If I'm stuck on something, I'll either set it aside for a while, or move on to another section and keep working and come back to the stuck part at a later time when I'm not feeling so burned out on it.
Other than that, maybe getting someone else to look at it for you with a fresh set of eyes, to give you ideas and feedback, on what you might be missing.
When I am having trouble making decisions, as I am now, I do research on the next book (I have a three-part series). Slowly, I exclude the suggestions I've received that I'm not willing to act on. And hope to see the light with matters that I agree need to be tinkered with, to reach a compromise that addresses the problem and still pleases me. *sigh* It's so easy to talk about your problems and so hard to fix them.
I try to distance myself from the story but I've lived with it for so long, I know it so well, that a break, even a lengthy break, gives no improved objectivity. New input, new eyes? I believe I've heard the range of issues that a reader is likely to object to, and the ball's in my court.
My editor, loving a large part of what I've written, and strenuously objecting to some of my zany choices also, accuses me of essentially saying to readers, I don't care if you like this or not. I'm wrestling with that. She's probably right. But if I dislike a major amount of the work I find on Amazon, it may be inevitable that my taste will fail to beguile many. I need to produce a book that is as good as I can make it, according to my idea of good, what delights me, rather than what might be more marketable.
--edited by Mimi Speike on 7/8/2014, 6:29 PM--
When I get stuck on revision, it usually has to do with one chapter that is giving me fits. What I end up doing is focusing on revisions in another area, all the while keeping the troublesome chapter in the back of my mind. If that doesn't work, I get away from the revision process for an hour. I do something creative, maybe a 15 minute free write, maybe write something from a minor character's point of view. Ususally that does the trick.
I am with Chuck. Revising is the most fun for me. I love chiseling away at what's already been built. It's actually getting the words and ideas down that takes huge concentration and effort for me.
If you've read the Maisie Dobbs mystery series, you know that when Maisie's stuck on a case, she likes to go for a walk. That's been my strategy in the past--having a dog helps! After all, they're always game to go for a walk.
What other strategies do folks use when they are stuck on something they need to problem solve?
Seems like I'm in the majority here! When I get stuck, I set it down and work on something else for awhile. I think you do need to push yourself to revise and keep working at it, but with any creative process, forcing yourself to work on it will either lead to a final product that sounds forced, or will ruin your enjoyment of it and you won't be able to think of creative solutions.
Usually, when I need to change something major, I don't look at the text for a few days. I think "right, so I need this *something* to happen, how does that happen?" and I work backwards from there, always thinking of the craziest ideas that I can. Usually, a good idea will pop into my head at some point. But if I pressure myself to "fix it! fix it NOW!" no way, I'll never sort it out.

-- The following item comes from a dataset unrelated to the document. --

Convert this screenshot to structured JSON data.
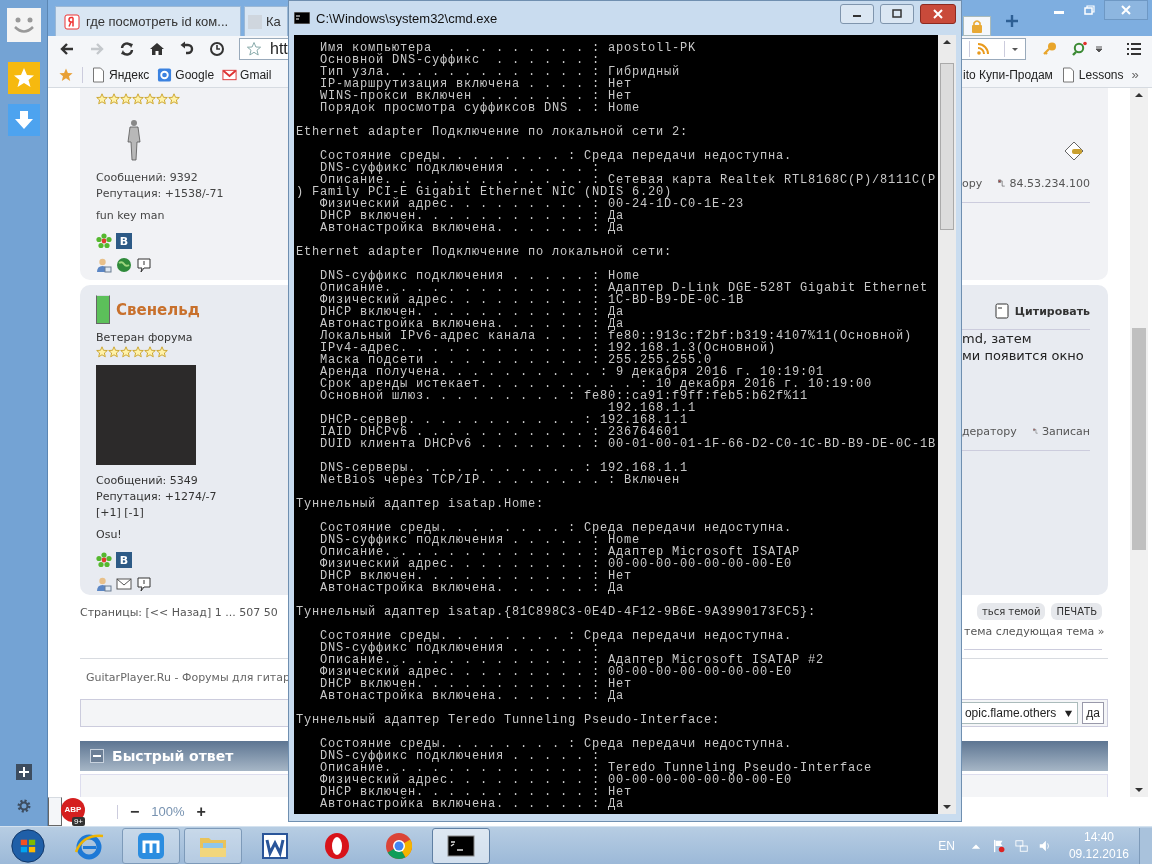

Sometimes, if I'm really stuck, I watch a TV show or movie that I like (mostly for a distraction) but also to think about the storytellers did to draw me in. How did they play with the time line to uncover information slowly? Why are the characters/relationships interesting to me? I think it just gets the creative juices flowing and stops me from obsessing over revisions.
Anyway. Hope you get revisions done soon! Good luck!